Requirement.
Nothing may be left out of the listing below but its images; repeat the rest exactly.

Records for processing.
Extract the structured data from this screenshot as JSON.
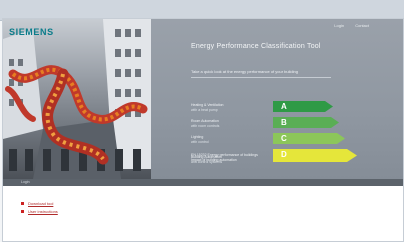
{
  "brand": {
    "logo_text": "SIEMENS",
    "accent": "#0a7c8a"
  },
  "utility_links": [
    "Login",
    "Contact"
  ],
  "hero": {
    "title": "Energy Performance Classification Tool",
    "subtitle": "Take a quick look at the energy performance of your building",
    "labels": [
      {
        "title": "Heating & Ventilation",
        "sub": "with a heat pump"
      },
      {
        "title": "Room Automation",
        "sub": "with room controls"
      },
      {
        "title": "Lighting",
        "sub": "with control"
      },
      {
        "title": "Building Automation",
        "sub": "and control systems"
      }
    ],
    "notes": [
      "EN 15232 Energy performance of buildings",
      "Impact of building automation"
    ],
    "bars": [
      {
        "letter": "A",
        "color": "#2f9a46"
      },
      {
        "letter": "B",
        "color": "#5aae55"
      },
      {
        "letter": "C",
        "color": "#8cc65a"
      },
      {
        "letter": "D",
        "color": "#e5e63a"
      }
    ]
  },
  "nav": {
    "crumb": "Login"
  },
  "links": [
    {
      "label": "Download tool"
    },
    {
      "label": "User instructions"
    }
  ]
}
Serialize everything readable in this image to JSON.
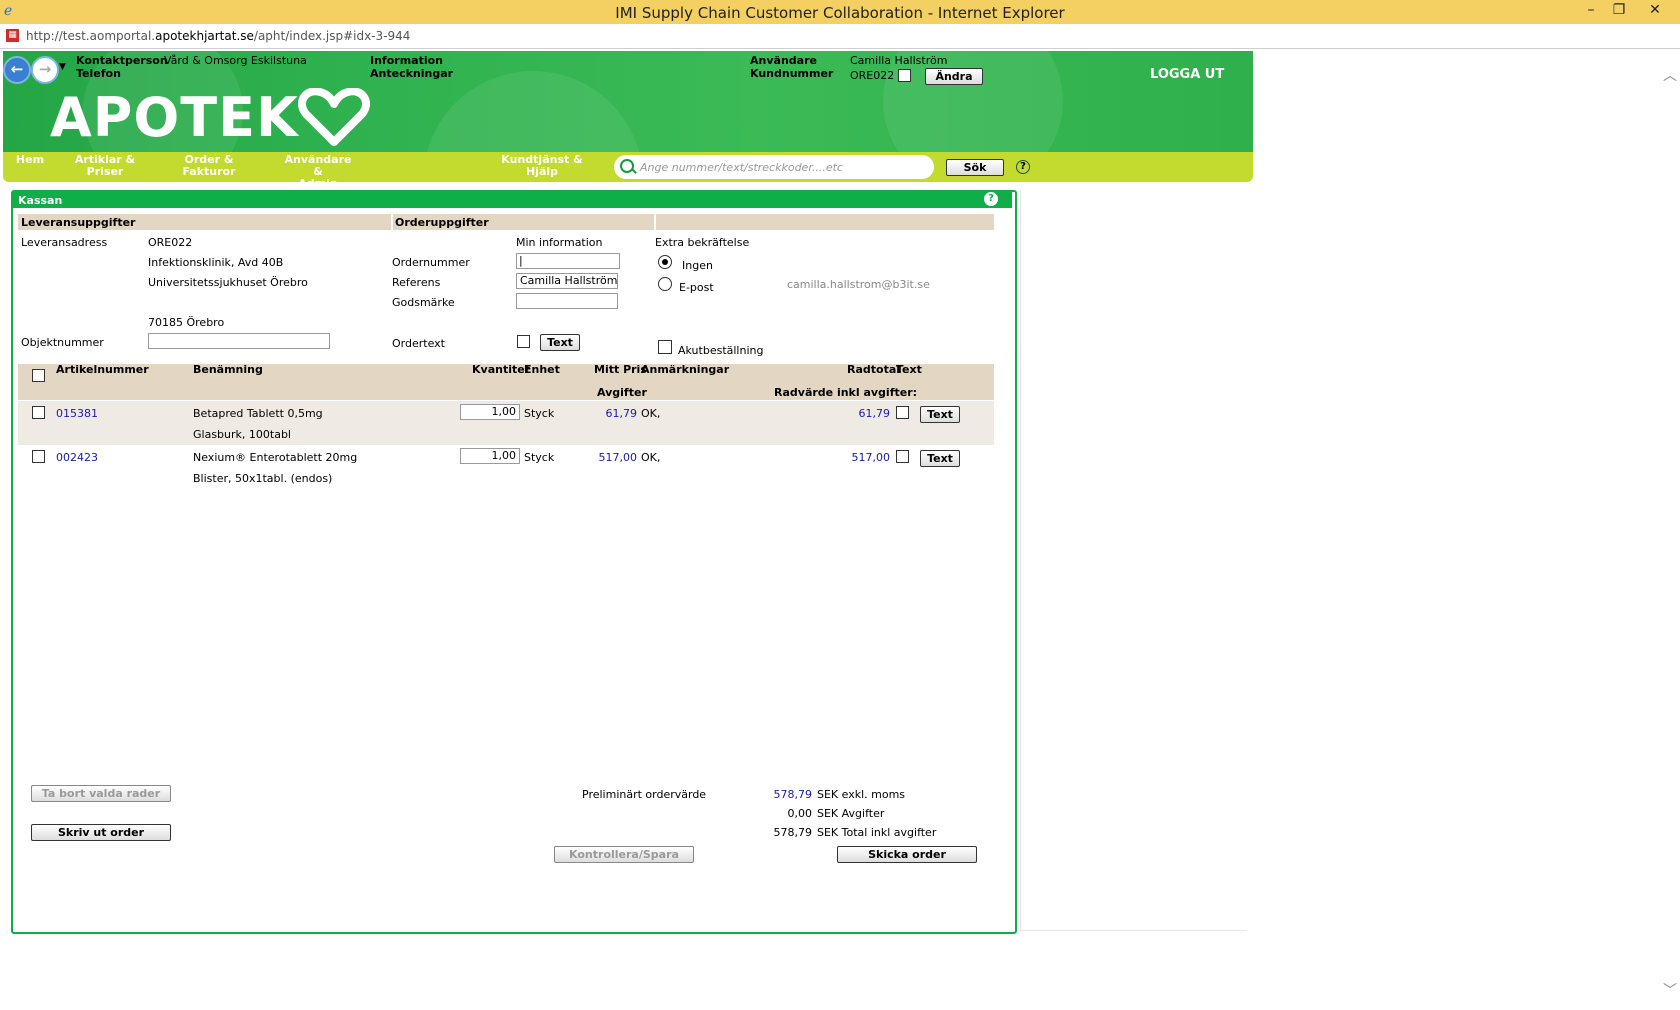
{
  "window": {
    "title": "IMI Supply Chain Customer Collaboration - Internet Explorer",
    "minimize": "–",
    "restore": "❐",
    "close": "✕"
  },
  "address": {
    "prefix": "http://test.aomportal.",
    "domain": "apotekhjartat.se",
    "path": "/apht/index.jsp#idx-3-944"
  },
  "header": {
    "kontaktperson_label": "Kontaktperson",
    "kontaktperson_value": "Vård & Omsorg Eskilstuna",
    "telefon_label": "Telefon",
    "information_label": "Information",
    "anteckningar_label": "Anteckningar",
    "anvandare_label": "Användare",
    "anvandare_value": "Camilla Hallström",
    "kundnummer_label": "Kundnummer",
    "kundnummer_value": "ORE022",
    "andra_button": "Ändra",
    "logout": "LOGGA UT",
    "logo": "APOTEK"
  },
  "menu": {
    "items": [
      {
        "line1": "Hem",
        "line2": ""
      },
      {
        "line1": "Artiklar &",
        "line2": "Priser"
      },
      {
        "line1": "Order &",
        "line2": "Fakturor"
      },
      {
        "line1": "Användare &",
        "line2": "Admin"
      },
      {
        "line1": "Kundtjänst &",
        "line2": "Hjälp"
      }
    ],
    "search_placeholder": "Ange nummer/text/streckkoder....etc",
    "search_button": "Sök",
    "help": "?"
  },
  "panel": {
    "title": "Kassan",
    "help": "?"
  },
  "delivery": {
    "section_title": "Leveransuppgifter",
    "address_label": "Leveransadress",
    "address_lines": [
      "ORE022",
      "Infektionsklinik, Avd 40B",
      "Universitetssjukhuset Örebro",
      "70185 Örebro"
    ],
    "objektnummer_label": "Objektnummer",
    "objektnummer_value": ""
  },
  "order": {
    "section_title": "Orderuppgifter",
    "min_information": "Min information",
    "ordernummer_label": "Ordernummer",
    "ordernummer_value": "|",
    "referens_label": "Referens",
    "referens_value": "Camilla  Hallström",
    "godsmarke_label": "Godsmärke",
    "godsmarke_value": "",
    "ordertext_label": "Ordertext",
    "ordertext_button": "Text",
    "extra_label": "Extra bekräftelse",
    "radio_ingen": "Ingen",
    "radio_epost": "E-post",
    "email": "camilla.hallstrom@b3it.se",
    "akut_label": "Akutbeställning"
  },
  "table": {
    "headers": {
      "artikelnummer": "Artikelnummer",
      "benamning": "Benämning",
      "kvantitet": "Kvantitet",
      "enhet": "Enhet",
      "mitt_pris": "Mitt Pris",
      "anmarkningar": "Anmärkningar",
      "radtotal": "Radtotal",
      "text": "Text",
      "avgifter": "Avgifter",
      "radvarde": "Radvärde inkl avgifter:"
    },
    "rows": [
      {
        "artikel": "015381",
        "namn": "Betapred Tablett 0,5mg",
        "namn2": "Glasburk, 100tabl",
        "kvantitet": "1,00",
        "enhet": "Styck",
        "pris": "61,79",
        "anm": "OK,",
        "radtotal": "61,79",
        "text_button": "Text"
      },
      {
        "artikel": "002423",
        "namn": "Nexium® Enterotablett 20mg",
        "namn2": "Blister, 50x1tabl. (endos)",
        "kvantitet": "1,00",
        "enhet": "Styck",
        "pris": "517,00",
        "anm": "OK,",
        "radtotal": "517,00",
        "text_button": "Text"
      }
    ]
  },
  "summary": {
    "remove_button": "Ta bort valda rader",
    "print_button": "Skriv ut order",
    "prelim_label": "Preliminärt ordervärde",
    "exkl_value": "578,79",
    "exkl_label": "SEK exkl. moms",
    "avgifter_value": "0,00",
    "avgifter_label": "SEK Avgifter",
    "total_value": "578,79",
    "total_label": "SEK Total inkl avgifter",
    "kontrollera_button": "Kontrollera/Spara",
    "skicka_button": "Skicka order"
  }
}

Answer box.
Extract the structured data from this screenshot as JSON.
{
  "brand": {
    "logo_text": "SIEMENS",
    "accent": "#0a7c8a"
  },
  "utility_links": [
    "Login",
    "Contact"
  ],
  "hero": {
    "title": "Energy Performance Classification Tool",
    "subtitle": "Take a quick look at the energy performance of your building",
    "labels": [
      {
        "title": "Heating & Ventilation",
        "sub": "with a heat pump"
      },
      {
        "title": "Room Automation",
        "sub": "with room controls"
      },
      {
        "title": "Lighting",
        "sub": "with control"
      },
      {
        "title": "Building Automation",
        "sub": "and control systems"
      }
    ],
    "notes": [
      "EN 15232 Energy performance of buildings",
      "Impact of building automation"
    ],
    "bars": [
      {
        "letter": "A",
        "color": "#2f9a46"
      },
      {
        "letter": "B",
        "color": "#5aae55"
      },
      {
        "letter": "C",
        "color": "#8cc65a"
      },
      {
        "letter": "D",
        "color": "#e5e63a"
      }
    ]
  },
  "nav": {
    "crumb": "Login"
  },
  "links": [
    {
      "label": "Download tool"
    },
    {
      "label": "User instructions"
    }
  ]
}
Serialize everything readable in this image to JSON.
{
  "window": {
    "title": "IMI Supply Chain Customer Collaboration - Internet Explorer",
    "minimize": "–",
    "restore": "❐",
    "close": "✕"
  },
  "address": {
    "prefix": "http://test.aomportal.",
    "domain": "apotekhjartat.se",
    "path": "/apht/index.jsp#idx-3-944"
  },
  "header": {
    "kontaktperson_label": "Kontaktperson",
    "kontaktperson_value": "Vård & Omsorg Eskilstuna",
    "telefon_label": "Telefon",
    "information_label": "Information",
    "anteckningar_label": "Anteckningar",
    "anvandare_label": "Användare",
    "anvandare_value": "Camilla Hallström",
    "kundnummer_label": "Kundnummer",
    "kundnummer_value": "ORE022",
    "andra_button": "Ändra",
    "logout": "LOGGA UT",
    "logo": "APOTEK"
  },
  "menu": {
    "items": [
      {
        "line1": "Hem",
        "line2": ""
      },
      {
        "line1": "Artiklar &",
        "line2": "Priser"
      },
      {
        "line1": "Order &",
        "line2": "Fakturor"
      },
      {
        "line1": "Användare &",
        "line2": "Admin"
      },
      {
        "line1": "Kundtjänst &",
        "line2": "Hjälp"
      }
    ],
    "search_placeholder": "Ange nummer/text/streckkoder....etc",
    "search_button": "Sök",
    "help": "?"
  },
  "panel": {
    "title": "Kassan",
    "help": "?"
  },
  "delivery": {
    "section_title": "Leveransuppgifter",
    "address_label": "Leveransadress",
    "address_lines": [
      "ORE022",
      "Infektionsklinik, Avd 40B",
      "Universitetssjukhuset Örebro",
      "70185 Örebro"
    ],
    "objektnummer_label": "Objektnummer",
    "objektnummer_value": ""
  },
  "order": {
    "section_title": "Orderuppgifter",
    "min_information": "Min information",
    "ordernummer_label": "Ordernummer",
    "ordernummer_value": "|",
    "referens_label": "Referens",
    "referens_value": "Camilla  Hallström",
    "godsmarke_label": "Godsmärke",
    "godsmarke_value": "",
    "ordertext_label": "Ordertext",
    "ordertext_button": "Text",
    "extra_label": "Extra bekräftelse",
    "radio_ingen": "Ingen",
    "radio_epost": "E-post",
    "email": "camilla.hallstrom@b3it.se",
    "akut_label": "Akutbeställning"
  },
  "table": {
    "headers": {
      "artikelnummer": "Artikelnummer",
      "benamning": "Benämning",
      "kvantitet": "Kvantitet",
      "enhet": "Enhet",
      "mitt_pris": "Mitt Pris",
      "anmarkningar": "Anmärkningar",
      "radtotal": "Radtotal",
      "text": "Text",
      "avgifter": "Avgifter",
      "radvarde": "Radvärde inkl avgifter:"
    },
    "rows": [
      {
        "artikel": "015381",
        "namn": "Betapred Tablett 0,5mg",
        "namn2": "Glasburk, 100tabl",
        "kvantitet": "1,00",
        "enhet": "Styck",
        "pris": "61,79",
        "anm": "OK,",
        "radtotal": "61,79",
        "text_button": "Text"
      },
      {
        "artikel": "002423",
        "namn": "Nexium® Enterotablett 20mg",
        "namn2": "Blister, 50x1tabl. (endos)",
        "kvantitet": "1,00",
        "enhet": "Styck",
        "pris": "517,00",
        "anm": "OK,",
        "radtotal": "517,00",
        "text_button": "Text"
      }
    ]
  },
  "summary": {
    "remove_button": "Ta bort valda rader",
    "print_button": "Skriv ut order",
    "prelim_label": "Preliminärt ordervärde",
    "exkl_value": "578,79",
    "exkl_label": "SEK exkl. moms",
    "avgifter_value": "0,00",
    "avgifter_label": "SEK Avgifter",
    "total_value": "578,79",
    "total_label": "SEK Total inkl avgifter",
    "kontrollera_button": "Kontrollera/Spara",
    "skicka_button": "Skicka order"
  }
}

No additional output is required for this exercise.